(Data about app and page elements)
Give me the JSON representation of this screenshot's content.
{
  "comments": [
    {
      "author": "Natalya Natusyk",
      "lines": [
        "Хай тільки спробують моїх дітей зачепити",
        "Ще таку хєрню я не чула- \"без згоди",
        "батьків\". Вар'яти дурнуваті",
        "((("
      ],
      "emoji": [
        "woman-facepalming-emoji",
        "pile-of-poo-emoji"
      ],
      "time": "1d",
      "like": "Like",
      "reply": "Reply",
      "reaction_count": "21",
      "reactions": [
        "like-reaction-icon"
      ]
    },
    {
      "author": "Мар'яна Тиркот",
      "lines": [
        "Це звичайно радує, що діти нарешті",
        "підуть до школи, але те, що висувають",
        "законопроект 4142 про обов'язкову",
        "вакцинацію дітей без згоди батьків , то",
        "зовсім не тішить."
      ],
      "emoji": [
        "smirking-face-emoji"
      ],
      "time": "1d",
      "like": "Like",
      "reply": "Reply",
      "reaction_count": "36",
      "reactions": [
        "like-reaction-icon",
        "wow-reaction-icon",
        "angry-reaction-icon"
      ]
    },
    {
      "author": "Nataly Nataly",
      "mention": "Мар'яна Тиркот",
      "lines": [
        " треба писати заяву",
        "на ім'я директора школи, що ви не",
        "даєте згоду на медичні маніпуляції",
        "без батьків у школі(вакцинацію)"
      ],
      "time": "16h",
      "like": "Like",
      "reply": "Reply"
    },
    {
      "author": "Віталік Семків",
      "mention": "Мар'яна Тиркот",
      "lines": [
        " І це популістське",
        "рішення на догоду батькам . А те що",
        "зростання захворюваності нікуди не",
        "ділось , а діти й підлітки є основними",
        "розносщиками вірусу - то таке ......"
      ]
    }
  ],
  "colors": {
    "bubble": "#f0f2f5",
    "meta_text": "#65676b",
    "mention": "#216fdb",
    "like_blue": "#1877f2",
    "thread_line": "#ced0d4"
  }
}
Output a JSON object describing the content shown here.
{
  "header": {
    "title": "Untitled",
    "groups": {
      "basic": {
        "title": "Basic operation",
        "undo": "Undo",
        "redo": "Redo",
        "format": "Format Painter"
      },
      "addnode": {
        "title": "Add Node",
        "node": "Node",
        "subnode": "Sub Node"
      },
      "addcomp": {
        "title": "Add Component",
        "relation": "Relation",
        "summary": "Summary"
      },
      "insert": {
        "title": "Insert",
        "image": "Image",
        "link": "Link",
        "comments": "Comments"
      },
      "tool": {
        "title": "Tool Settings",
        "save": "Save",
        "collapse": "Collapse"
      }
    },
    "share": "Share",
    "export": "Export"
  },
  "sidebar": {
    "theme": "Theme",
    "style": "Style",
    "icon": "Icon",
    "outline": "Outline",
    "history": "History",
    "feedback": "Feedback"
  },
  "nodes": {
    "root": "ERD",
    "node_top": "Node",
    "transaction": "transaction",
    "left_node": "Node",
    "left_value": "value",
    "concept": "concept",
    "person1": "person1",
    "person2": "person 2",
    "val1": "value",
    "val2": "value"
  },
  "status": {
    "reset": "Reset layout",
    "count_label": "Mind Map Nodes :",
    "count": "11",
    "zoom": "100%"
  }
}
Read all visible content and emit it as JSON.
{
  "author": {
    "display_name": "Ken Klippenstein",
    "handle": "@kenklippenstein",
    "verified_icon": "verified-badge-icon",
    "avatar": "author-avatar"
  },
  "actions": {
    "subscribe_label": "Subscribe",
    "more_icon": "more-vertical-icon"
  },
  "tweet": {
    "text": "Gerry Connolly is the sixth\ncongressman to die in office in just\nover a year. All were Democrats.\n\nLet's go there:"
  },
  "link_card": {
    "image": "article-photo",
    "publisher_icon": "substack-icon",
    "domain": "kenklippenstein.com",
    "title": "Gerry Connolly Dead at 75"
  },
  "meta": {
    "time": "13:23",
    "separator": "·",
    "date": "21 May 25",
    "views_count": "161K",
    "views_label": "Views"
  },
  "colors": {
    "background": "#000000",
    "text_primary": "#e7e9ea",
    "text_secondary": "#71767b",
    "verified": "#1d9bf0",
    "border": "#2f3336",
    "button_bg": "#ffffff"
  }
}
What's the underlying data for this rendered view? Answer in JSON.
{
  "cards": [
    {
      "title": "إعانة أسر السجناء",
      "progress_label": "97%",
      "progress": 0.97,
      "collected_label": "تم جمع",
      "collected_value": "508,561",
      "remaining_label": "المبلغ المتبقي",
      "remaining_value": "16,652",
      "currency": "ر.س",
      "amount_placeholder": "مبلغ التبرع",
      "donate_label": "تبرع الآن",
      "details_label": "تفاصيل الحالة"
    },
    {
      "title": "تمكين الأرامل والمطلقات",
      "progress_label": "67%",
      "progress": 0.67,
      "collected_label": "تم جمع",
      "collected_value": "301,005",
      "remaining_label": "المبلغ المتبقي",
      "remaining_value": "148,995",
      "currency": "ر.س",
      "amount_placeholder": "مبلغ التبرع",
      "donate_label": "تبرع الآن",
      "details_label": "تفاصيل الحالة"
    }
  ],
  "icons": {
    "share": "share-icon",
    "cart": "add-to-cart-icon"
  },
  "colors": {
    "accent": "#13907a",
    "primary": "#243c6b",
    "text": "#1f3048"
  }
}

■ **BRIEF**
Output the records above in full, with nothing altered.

■ **ANSWER BOX**
Give me the JSON representation of this screenshot's content.
{
  "comments": [
    {
      "author": "Natalya Natusyk",
      "lines": [
        "Хай тільки спробують моїх дітей зачепити",
        "Ще таку хєрню я не чула- \"без згоди",
        "батьків\". Вар'яти дурнуваті",
        "((("
      ],
      "emoji": [
        "woman-facepalming-emoji",
        "pile-of-poo-emoji"
      ],
      "time": "1d",
      "like": "Like",
      "reply": "Reply",
      "reaction_count": "21",
      "reactions": [
        "like-reaction-icon"
      ]
    },
    {
      "author": "Мар'яна Тиркот",
      "lines": [
        "Це звичайно радує, що діти нарешті",
        "підуть до школи, але те, що висувають",
        "законопроект 4142 про обов'язкову",
        "вакцинацію дітей без згоди батьків , то",
        "зовсім не тішить."
      ],
      "emoji": [
        "smirking-face-emoji"
      ],
      "time": "1d",
      "like": "Like",
      "reply": "Reply",
      "reaction_count": "36",
      "reactions": [
        "like-reaction-icon",
        "wow-reaction-icon",
        "angry-reaction-icon"
      ]
    },
    {
      "author": "Nataly Nataly",
      "mention": "Мар'яна Тиркот",
      "lines": [
        " треба писати заяву",
        "на ім'я директора школи, що ви не",
        "даєте згоду на медичні маніпуляції",
        "без батьків у школі(вакцинацію)"
      ],
      "time": "16h",
      "like": "Like",
      "reply": "Reply"
    },
    {
      "author": "Віталік Семків",
      "mention": "Мар'яна Тиркот",
      "lines": [
        " І це популістське",
        "рішення на догоду батькам . А те що",
        "зростання захворюваності нікуди не",
        "ділось , а діти й підлітки є основними",
        "розносщиками вірусу - то таке ......"
      ]
    }
  ],
  "colors": {
    "bubble": "#f0f2f5",
    "meta_text": "#65676b",
    "mention": "#216fdb",
    "like_blue": "#1877f2",
    "thread_line": "#ced0d4"
  }
}
Output a JSON object describing the content shown here.
{
  "header": {
    "title": "Untitled",
    "groups": {
      "basic": {
        "title": "Basic operation",
        "undo": "Undo",
        "redo": "Redo",
        "format": "Format Painter"
      },
      "addnode": {
        "title": "Add Node",
        "node": "Node",
        "subnode": "Sub Node"
      },
      "addcomp": {
        "title": "Add Component",
        "relation": "Relation",
        "summary": "Summary"
      },
      "insert": {
        "title": "Insert",
        "image": "Image",
        "link": "Link",
        "comments": "Comments"
      },
      "tool": {
        "title": "Tool Settings",
        "save": "Save",
        "collapse": "Collapse"
      }
    },
    "share": "Share",
    "export": "Export"
  },
  "sidebar": {
    "theme": "Theme",
    "style": "Style",
    "icon": "Icon",
    "outline": "Outline",
    "history": "History",
    "feedback": "Feedback"
  },
  "nodes": {
    "root": "ERD",
    "node_top": "Node",
    "transaction": "transaction",
    "left_node": "Node",
    "left_value": "value",
    "concept": "concept",
    "person1": "person1",
    "person2": "person 2",
    "val1": "value",
    "val2": "value"
  },
  "status": {
    "reset": "Reset layout",
    "count_label": "Mind Map Nodes :",
    "count": "11",
    "zoom": "100%"
  }
}
Read all visible content and emit it as JSON.
{
  "author": {
    "display_name": "Ken Klippenstein",
    "handle": "@kenklippenstein",
    "verified_icon": "verified-badge-icon",
    "avatar": "author-avatar"
  },
  "actions": {
    "subscribe_label": "Subscribe",
    "more_icon": "more-vertical-icon"
  },
  "tweet": {
    "text": "Gerry Connolly is the sixth\ncongressman to die in office in just\nover a year. All were Democrats.\n\nLet's go there:"
  },
  "link_card": {
    "image": "article-photo",
    "publisher_icon": "substack-icon",
    "domain": "kenklippenstein.com",
    "title": "Gerry Connolly Dead at 75"
  },
  "meta": {
    "time": "13:23",
    "separator": "·",
    "date": "21 May 25",
    "views_count": "161K",
    "views_label": "Views"
  },
  "colors": {
    "background": "#000000",
    "text_primary": "#e7e9ea",
    "text_secondary": "#71767b",
    "verified": "#1d9bf0",
    "border": "#2f3336",
    "button_bg": "#ffffff"
  }
}
What's the underlying data for this rendered view? Answer in JSON.
{
  "cards": [
    {
      "title": "إعانة أسر السجناء",
      "progress_label": "97%",
      "progress": 0.97,
      "collected_label": "تم جمع",
      "collected_value": "508,561",
      "remaining_label": "المبلغ المتبقي",
      "remaining_value": "16,652",
      "currency": "ر.س",
      "amount_placeholder": "مبلغ التبرع",
      "donate_label": "تبرع الآن",
      "details_label": "تفاصيل الحالة"
    },
    {
      "title": "تمكين الأرامل والمطلقات",
      "progress_label": "67%",
      "progress": 0.67,
      "collected_label": "تم جمع",
      "collected_value": "301,005",
      "remaining_label": "المبلغ المتبقي",
      "remaining_value": "148,995",
      "currency": "ر.س",
      "amount_placeholder": "مبلغ التبرع",
      "donate_label": "تبرع الآن",
      "details_label": "تفاصيل الحالة"
    }
  ],
  "icons": {
    "share": "share-icon",
    "cart": "add-to-cart-icon"
  },
  "colors": {
    "accent": "#13907a",
    "primary": "#243c6b",
    "text": "#1f3048"
  }
}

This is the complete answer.